When it comes to tracking data, the Vivofit 3 offers the basics, but does try to cram in a few extras from its pricer devices. It’ll count and measure steps, distance, calories and automatically track sleep. The onboard accelerometer can also measure treadmill running although accuracy can be hit and miss. There’s no altimeter to measure elevation or a optical heart rate sensor on board, but you can still pair with a heart rate monitor chest strap like you could with its predecessors.
It records intensity minutes to more accurately capture the time you’ve spent working out during the day and also supports Garmin’s Move IQ software, which means it will automatically recognise a range of activities including running, cycling and swimming and record them in the Garmin Connect companion app.
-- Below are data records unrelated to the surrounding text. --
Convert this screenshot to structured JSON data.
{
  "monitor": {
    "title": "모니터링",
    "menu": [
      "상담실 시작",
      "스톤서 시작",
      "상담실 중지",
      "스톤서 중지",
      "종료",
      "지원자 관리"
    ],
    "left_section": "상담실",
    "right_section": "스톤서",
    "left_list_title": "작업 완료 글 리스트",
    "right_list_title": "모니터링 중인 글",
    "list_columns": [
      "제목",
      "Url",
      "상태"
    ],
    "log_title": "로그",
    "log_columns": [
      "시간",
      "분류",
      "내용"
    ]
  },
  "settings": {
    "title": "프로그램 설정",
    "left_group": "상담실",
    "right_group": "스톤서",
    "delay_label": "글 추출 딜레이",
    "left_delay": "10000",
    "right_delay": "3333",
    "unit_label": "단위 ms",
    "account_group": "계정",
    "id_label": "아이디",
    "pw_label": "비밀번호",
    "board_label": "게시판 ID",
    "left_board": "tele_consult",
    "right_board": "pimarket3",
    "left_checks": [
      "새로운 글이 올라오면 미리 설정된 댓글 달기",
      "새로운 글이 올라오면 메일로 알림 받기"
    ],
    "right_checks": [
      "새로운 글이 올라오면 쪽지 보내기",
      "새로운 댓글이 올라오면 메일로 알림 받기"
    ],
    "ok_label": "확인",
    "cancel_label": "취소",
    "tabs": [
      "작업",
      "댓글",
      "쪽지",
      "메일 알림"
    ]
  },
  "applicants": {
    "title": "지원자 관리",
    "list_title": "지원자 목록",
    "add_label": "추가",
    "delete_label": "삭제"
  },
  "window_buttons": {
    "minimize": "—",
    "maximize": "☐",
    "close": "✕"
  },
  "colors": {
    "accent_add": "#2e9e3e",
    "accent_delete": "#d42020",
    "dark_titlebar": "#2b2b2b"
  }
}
We’ve tried it running and swimming and it works well, but the data is basic. It will register activities adding it to the calendar in the Garmin Connect app but will only record duration and start time.
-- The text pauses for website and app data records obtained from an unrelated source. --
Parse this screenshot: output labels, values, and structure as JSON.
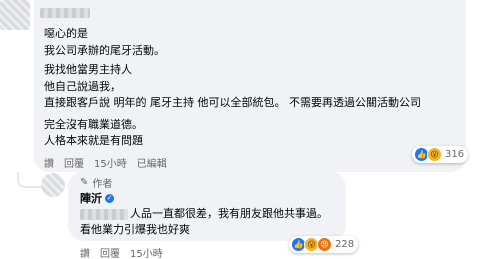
{
  "main_comment": {
    "lines": [
      "噁心的是",
      "我公司承辦的尾牙活動。",
      "我找他當男主持人",
      "他自己說過我，",
      "直接跟客戶說 明年的 尾牙主持 他可以全部統包。 不需要再透過公關活動公司",
      "完全沒有職業道德。",
      "人格本來就是有問題"
    ],
    "actions": [
      "讚",
      "回覆",
      "15小時",
      "已編輯"
    ],
    "reactions": {
      "icons": [
        "like",
        "wow"
      ],
      "count": "316"
    }
  },
  "reply": {
    "author_badge": "作者",
    "author_name": "陣沂",
    "lines": [
      "人品一直都很差，我有朋友跟他共事過。",
      "看他業力引爆我也好爽"
    ],
    "actions": [
      "讚",
      "回覆",
      "15小時"
    ],
    "reactions": {
      "icons": [
        "like",
        "wow",
        "angry"
      ],
      "count": "228"
    }
  }
}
For step and sleep tracking accuracy, we’re pretty happy with how the Vivofit 3 fared against the Jawbone UP3. Step counts were in the same ball park as were the sleep stats offering a simple break down of deep and light sleep. As we’ve said many times before, the algorithms that fitness trackers employ to determine this data differ from one company to the next, so the best we can ask for is that the data is not wildly off.
Data accuracy is of course just one piece of the puzzle. There’s also the motivation aspect to address. Garmin’s trackers do a better job of this than most and that lies largely with its Move alert bar and auto goal features. The Move bar, which fills up when you’ve been inactive for a long period of time now sends an audible bleep to tell you to get up and move. Because the bar is crammed right up inside the small display, it’s a little easier to ignore, although the audible alert does its job adequately well. It’s the auto goal that’s really the success story to getting you moving more, adjusting step goals based on your daily progress (or lack of).
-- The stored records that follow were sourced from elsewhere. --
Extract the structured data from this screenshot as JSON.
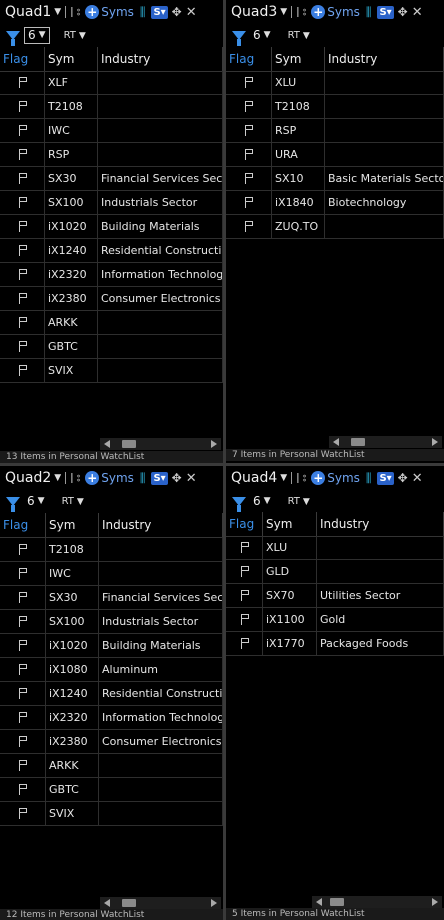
{
  "quads": [
    {
      "title": "Quad1",
      "syms_label": "Syms",
      "filter_count": "6",
      "rt_label": "RT",
      "columns": [
        "Flag",
        "Sym",
        "Industry"
      ],
      "rows": [
        {
          "sym": "XLF",
          "industry": ""
        },
        {
          "sym": "T2108",
          "industry": ""
        },
        {
          "sym": "IWC",
          "industry": ""
        },
        {
          "sym": "RSP",
          "industry": ""
        },
        {
          "sym": "SX30",
          "industry": "Financial Services Sector"
        },
        {
          "sym": "SX100",
          "industry": "Industrials Sector"
        },
        {
          "sym": "iX1020",
          "industry": "Building Materials"
        },
        {
          "sym": "iX1240",
          "industry": "Residential Construction"
        },
        {
          "sym": "iX2320",
          "industry": "Information Technology"
        },
        {
          "sym": "iX2380",
          "industry": "Consumer Electronics"
        },
        {
          "sym": "ARKK",
          "industry": ""
        },
        {
          "sym": "GBTC",
          "industry": ""
        },
        {
          "sym": "SVIX",
          "industry": ""
        }
      ],
      "footer": "13 Items in Personal WatchList"
    },
    {
      "title": "Quad3",
      "syms_label": "Syms",
      "filter_count": "6",
      "rt_label": "RT",
      "columns": [
        "Flag",
        "Sym",
        "Industry"
      ],
      "rows": [
        {
          "sym": "XLU",
          "industry": ""
        },
        {
          "sym": "T2108",
          "industry": ""
        },
        {
          "sym": "RSP",
          "industry": ""
        },
        {
          "sym": "URA",
          "industry": ""
        },
        {
          "sym": "SX10",
          "industry": "Basic Materials Sector"
        },
        {
          "sym": "iX1840",
          "industry": "Biotechnology"
        },
        {
          "sym": "ZUQ.TO",
          "industry": ""
        }
      ],
      "footer": "7 Items in Personal WatchList"
    },
    {
      "title": "Quad2",
      "syms_label": "Syms",
      "filter_count": "6",
      "rt_label": "RT",
      "columns": [
        "Flag",
        "Sym",
        "Industry"
      ],
      "rows": [
        {
          "sym": "T2108",
          "industry": ""
        },
        {
          "sym": "IWC",
          "industry": ""
        },
        {
          "sym": "SX30",
          "industry": "Financial Services Sector"
        },
        {
          "sym": "SX100",
          "industry": "Industrials Sector"
        },
        {
          "sym": "iX1020",
          "industry": "Building Materials"
        },
        {
          "sym": "iX1080",
          "industry": "Aluminum"
        },
        {
          "sym": "iX1240",
          "industry": "Residential Construction"
        },
        {
          "sym": "iX2320",
          "industry": "Information Technology"
        },
        {
          "sym": "iX2380",
          "industry": "Consumer Electronics"
        },
        {
          "sym": "ARKK",
          "industry": ""
        },
        {
          "sym": "GBTC",
          "industry": ""
        },
        {
          "sym": "SVIX",
          "industry": ""
        }
      ],
      "footer": "12 Items in Personal WatchList"
    },
    {
      "title": "Quad4",
      "syms_label": "Syms",
      "filter_count": "6",
      "rt_label": "RT",
      "columns": [
        "Flag",
        "Sym",
        "Industry"
      ],
      "rows": [
        {
          "sym": "XLU",
          "industry": ""
        },
        {
          "sym": "GLD",
          "industry": ""
        },
        {
          "sym": "SX70",
          "industry": "Utilities Sector"
        },
        {
          "sym": "iX1100",
          "industry": "Gold"
        },
        {
          "sym": "iX1770",
          "industry": "Packaged Foods"
        }
      ],
      "footer": "5 Items in Personal WatchList"
    }
  ],
  "colors": {
    "accent": "#3a8fe8",
    "background": "#000000",
    "divider": "#3a3a3a"
  },
  "icons": [
    "flag-icon",
    "filter-icon",
    "add-icon",
    "tv-icon",
    "stockscan-icon",
    "move-icon",
    "close-icon"
  ]
}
Garmin Connect is home to your data and remains a more complicated place to spend time in when you compare it to Fitbit, Jawbone and Misfit companion apps. There’s so many tabs, dropdown menus and sections making it overwhelming for a fitness tracker newcomer.
The Snapshots tab gives you a quick overview of things like steps, sleep and offers the ability to connect to MyFitnessPal to feed in calorie counting data. Keep swiping and you’ll can drill a little deeper into data. Then there’s a lot of other sections you’ll probably never end up touching. That includes the Garmin Connect IQ store that’s only built for Garmin’s sports watches and smartwatches, not a device like this.
You can adjust some basic device settings like turning off the Move alert tones or choose a different watch face but the split screen mode is pretty pointless on such a small screen.
The last thing to talk about here is Garmin Insights. This is essentially Garmin’s way of finally saying that it’s not enough to just record your data, now it’s time to put it into context. Tucked away in the settings, we received messages about increasing the auto goal based on previous step counts and telling us not to oversleep over the weekend. It’s not quite the level of sophistication you get with Jawbone’s smart coaching, but it’s certainly a step in the right direction and should ideally feature more prominently on the app.
This is the easiest section to write about the Vivofit 3 and that’s because you’ll get year long worth of tracking. It uses aCR1632 coin cell battery that you commonly find nestled inside an analogue watch, so there’s no proprietary charging cable to carry around, and you won’t have to worry about it dying on you for a while.